[Dataset items]

▬▬▬▬▬▬▬▬▬▬

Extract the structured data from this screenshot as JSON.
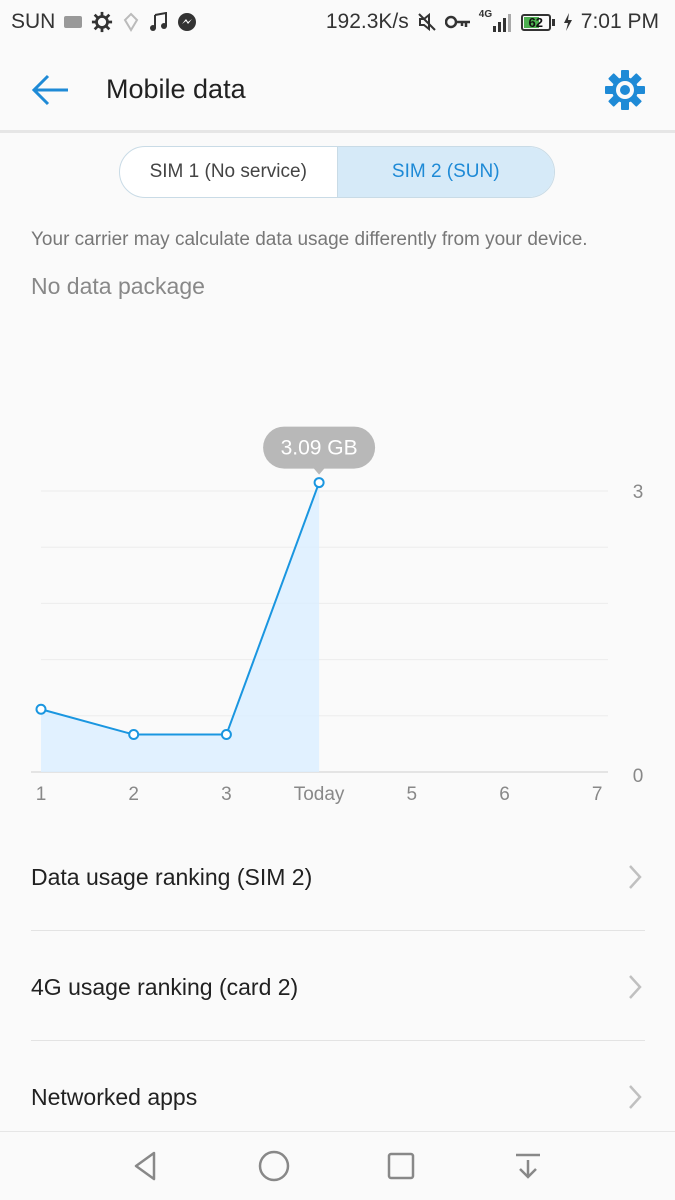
{
  "statusbar": {
    "carrier": "SUN",
    "speed": "192.3K/s",
    "network": "4G",
    "battery": "62",
    "battery_percent": 62,
    "time": "7:01 PM"
  },
  "appbar": {
    "title": "Mobile data"
  },
  "sim_toggle": {
    "sim1": "SIM 1 (No service)",
    "sim2": "SIM 2 (SUN)",
    "selected": "sim2"
  },
  "carrier_note": "Your carrier may calculate data usage differently from your device.",
  "package_status": "No data package",
  "chart_data": {
    "type": "area",
    "categories": [
      "1",
      "2",
      "3",
      "Today",
      "5",
      "6",
      "7"
    ],
    "values": [
      0.67,
      0.4,
      0.4,
      3.09,
      null,
      null,
      null
    ],
    "y_ticks": [
      "3",
      "0"
    ],
    "ylim": [
      0,
      3
    ],
    "highlight_label": "3.09 GB",
    "grid": true,
    "colors": {
      "line": "#1a96e0",
      "fill": "#dcefff",
      "tooltip": "#b8b8b8"
    }
  },
  "list": {
    "items": [
      {
        "label": "Data usage ranking (SIM 2)"
      },
      {
        "label": "4G usage ranking (card 2)"
      },
      {
        "label": "Networked apps"
      }
    ]
  },
  "colors": {
    "accent": "#1e8ad6"
  }
}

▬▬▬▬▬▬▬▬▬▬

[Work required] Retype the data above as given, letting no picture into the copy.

[Answer to this task]
Extract the structured data from this screenshot as JSON.
{
  "statusbar": {
    "carrier": "SUN",
    "speed": "192.3K/s",
    "network": "4G",
    "battery": "62",
    "battery_percent": 62,
    "time": "7:01 PM"
  },
  "appbar": {
    "title": "Mobile data"
  },
  "sim_toggle": {
    "sim1": "SIM 1 (No service)",
    "sim2": "SIM 2 (SUN)",
    "selected": "sim2"
  },
  "carrier_note": "Your carrier may calculate data usage differently from your device.",
  "package_status": "No data package",
  "chart_data": {
    "type": "area",
    "categories": [
      "1",
      "2",
      "3",
      "Today",
      "5",
      "6",
      "7"
    ],
    "values": [
      0.67,
      0.4,
      0.4,
      3.09,
      null,
      null,
      null
    ],
    "y_ticks": [
      "3",
      "0"
    ],
    "ylim": [
      0,
      3
    ],
    "highlight_label": "3.09 GB",
    "grid": true,
    "colors": {
      "line": "#1a96e0",
      "fill": "#dcefff",
      "tooltip": "#b8b8b8"
    }
  },
  "list": {
    "items": [
      {
        "label": "Data usage ranking (SIM 2)"
      },
      {
        "label": "4G usage ranking (card 2)"
      },
      {
        "label": "Networked apps"
      }
    ]
  },
  "colors": {
    "accent": "#1e8ad6"
  }
}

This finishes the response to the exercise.